Do I feel safe?
I left work early to try to go to a supermarket across town, in a more affluent neighborhood to stock up on food and wine, as the little mini markets in my hood have very limited supplies. Fighting against the traffic-jammed streets, only to find every chain supermarket closed after 3:00pm.
I returned home knowing I had enough food to make it through the night and hopped on a bike and rode up to Plaza Italia—a main meeting point for celebrating soccer wins or for major manifestations. It was the biggest protest gathering yet, the movement is gathering strength and ain’t gonna die down any time soon. And with the city in a state of emergency, students were out of school and ready to share their voice. It was a party atmosphere. It felt like a festival of sorts, with tatted-up hipster youth drinking beer and smoking weed in the park. They were playing traditional Chilean music and break-dancing, chanting and banging on pots and pans (a peaceful form a protest called a “cacerolazo” originating from a time when people expressed their discontent by hitting casserole dishes during the dictatorship of Pinochet). As the raucous feeling shifted from celebratory to destructive—as some kids circled round with their shirts wrapped around their faces showing only their enraged eyes, trying to smash in a closed Starbucks gate—it was time to go.
Plaza Italia was gassed and cleared minutes after I left.
Do I feel safe?
At 9:30pm on a Tuesday, an hour and a half past the military enforced curfew, a preliminary armored van shot off tear gas on the corner of Santa Isabel and Carmen. The initial 200 or so strong had tapered off to around 75 diehard defiers, daring the police or military to make them go inside as they built fire blockades in the streets with mattresses and old furniture.

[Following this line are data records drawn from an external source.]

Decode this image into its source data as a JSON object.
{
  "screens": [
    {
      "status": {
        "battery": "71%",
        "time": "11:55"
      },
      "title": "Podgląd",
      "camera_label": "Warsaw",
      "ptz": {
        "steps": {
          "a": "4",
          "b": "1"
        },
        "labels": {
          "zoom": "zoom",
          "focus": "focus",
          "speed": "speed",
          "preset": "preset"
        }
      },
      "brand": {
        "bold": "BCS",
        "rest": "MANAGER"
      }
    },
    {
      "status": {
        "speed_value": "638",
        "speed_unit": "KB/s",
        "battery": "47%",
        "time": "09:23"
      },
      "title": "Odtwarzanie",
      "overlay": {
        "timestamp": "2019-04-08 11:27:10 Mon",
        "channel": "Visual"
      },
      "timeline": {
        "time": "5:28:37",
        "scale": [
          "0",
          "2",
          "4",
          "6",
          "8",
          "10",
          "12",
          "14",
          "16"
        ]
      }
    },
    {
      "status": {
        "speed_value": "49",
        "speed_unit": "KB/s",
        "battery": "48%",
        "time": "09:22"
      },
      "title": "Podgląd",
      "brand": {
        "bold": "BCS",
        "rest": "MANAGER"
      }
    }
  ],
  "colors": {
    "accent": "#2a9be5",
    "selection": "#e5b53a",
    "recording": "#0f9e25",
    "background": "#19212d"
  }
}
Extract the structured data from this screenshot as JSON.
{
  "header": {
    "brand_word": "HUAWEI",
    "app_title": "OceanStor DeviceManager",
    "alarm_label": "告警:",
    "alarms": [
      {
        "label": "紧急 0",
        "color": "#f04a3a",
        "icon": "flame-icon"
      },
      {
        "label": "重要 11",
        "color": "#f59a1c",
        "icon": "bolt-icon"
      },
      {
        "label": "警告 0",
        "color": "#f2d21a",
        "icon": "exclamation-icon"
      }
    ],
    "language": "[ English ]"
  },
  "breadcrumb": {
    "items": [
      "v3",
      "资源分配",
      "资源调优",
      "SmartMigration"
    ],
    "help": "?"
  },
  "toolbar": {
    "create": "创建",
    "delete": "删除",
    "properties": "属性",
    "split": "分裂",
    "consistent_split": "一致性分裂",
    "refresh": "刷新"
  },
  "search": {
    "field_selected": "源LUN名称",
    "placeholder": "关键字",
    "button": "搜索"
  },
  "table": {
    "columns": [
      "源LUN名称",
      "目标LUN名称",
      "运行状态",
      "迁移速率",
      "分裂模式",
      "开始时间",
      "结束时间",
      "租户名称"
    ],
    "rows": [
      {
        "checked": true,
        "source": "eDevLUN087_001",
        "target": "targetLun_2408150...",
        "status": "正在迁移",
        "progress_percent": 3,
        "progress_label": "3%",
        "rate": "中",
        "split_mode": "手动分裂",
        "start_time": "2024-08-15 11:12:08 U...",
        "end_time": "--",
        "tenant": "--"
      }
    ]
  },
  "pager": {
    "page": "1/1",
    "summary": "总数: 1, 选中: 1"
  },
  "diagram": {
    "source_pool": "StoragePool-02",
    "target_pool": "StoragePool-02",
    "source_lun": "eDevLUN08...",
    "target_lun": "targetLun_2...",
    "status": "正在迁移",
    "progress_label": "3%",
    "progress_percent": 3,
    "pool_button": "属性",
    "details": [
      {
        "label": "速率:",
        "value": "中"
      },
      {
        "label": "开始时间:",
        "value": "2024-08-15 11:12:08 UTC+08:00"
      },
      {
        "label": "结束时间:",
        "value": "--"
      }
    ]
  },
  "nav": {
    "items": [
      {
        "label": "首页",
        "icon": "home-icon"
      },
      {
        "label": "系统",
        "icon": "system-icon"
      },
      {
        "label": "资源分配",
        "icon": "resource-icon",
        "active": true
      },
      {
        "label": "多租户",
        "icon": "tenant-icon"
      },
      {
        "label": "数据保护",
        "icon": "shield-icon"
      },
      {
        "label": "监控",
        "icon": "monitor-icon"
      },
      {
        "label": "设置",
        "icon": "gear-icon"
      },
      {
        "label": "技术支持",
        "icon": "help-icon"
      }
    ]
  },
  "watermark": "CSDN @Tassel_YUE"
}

The day before, outside my window I watched as it turned more violent than it had been before. I saw one protester get shot 3 times by rubber bullets and finally limp inside his high-rise apartment adjacent to mine. The cops came out on the streets with guns, only to be chased back to the safety of their tank-like van as my neighbors threw glass out of their windows, and yelled swear words out into the darkness. The armored cars took the brunt of bottles, paint cans, and rocks launched at them as they drove past.
I sat and watched, in my 12th floor apartment, out of harms way—the tear gas dissipated to the point of only being a nuisance, and I had to take my dog for a pee in the parking lot inside the gate of my apartment instead of the park around the corner where the riot cars usually sleep. I waited to see the outcome of tonight’s curfew breakers, seeing what it took to get them to retreat from the street.
Do I feel safe?
Safe enough, I suppose—with fires on my doorstep and pepper spray at night as the new normal and all. I’ve always said that I felt safer in Santiago than in the USA (I’ve lived in NYC and LA), with the whole gun thing we’ve got going on. But a military enforced curfew, limited availability of food choices, and long lines at liquor stores are getting a bit concerning.
But significantly more than these minor personal inconveniences, people are tragically dying during this ongoing conflict.
A student of mine said that, “the military is soft, not like with Pinochet.” If that’s the set precedent, than these days are certainly not the darkest that Chile has ever seen.
I’m not ready to pack a bag and head for the Argentine border quite yet. I’ve not felt personally in danger. However, I’ve also not put myself in overtly dangerous situations, or maybe it’s just that I’ve been lucky enough not to be at the wrong place at the wrong time.
I’m waiting to see the outcome of a country in disarray that has had systematic oppression as a rule of thumb since its inception.
I’m waiting to see what change the government can offer its citizens to make them feel like they’ve been heard.
I’m waiting to see if Chile can pull itself up by the bootstraps and get out of this self-inflicted mess and unrest.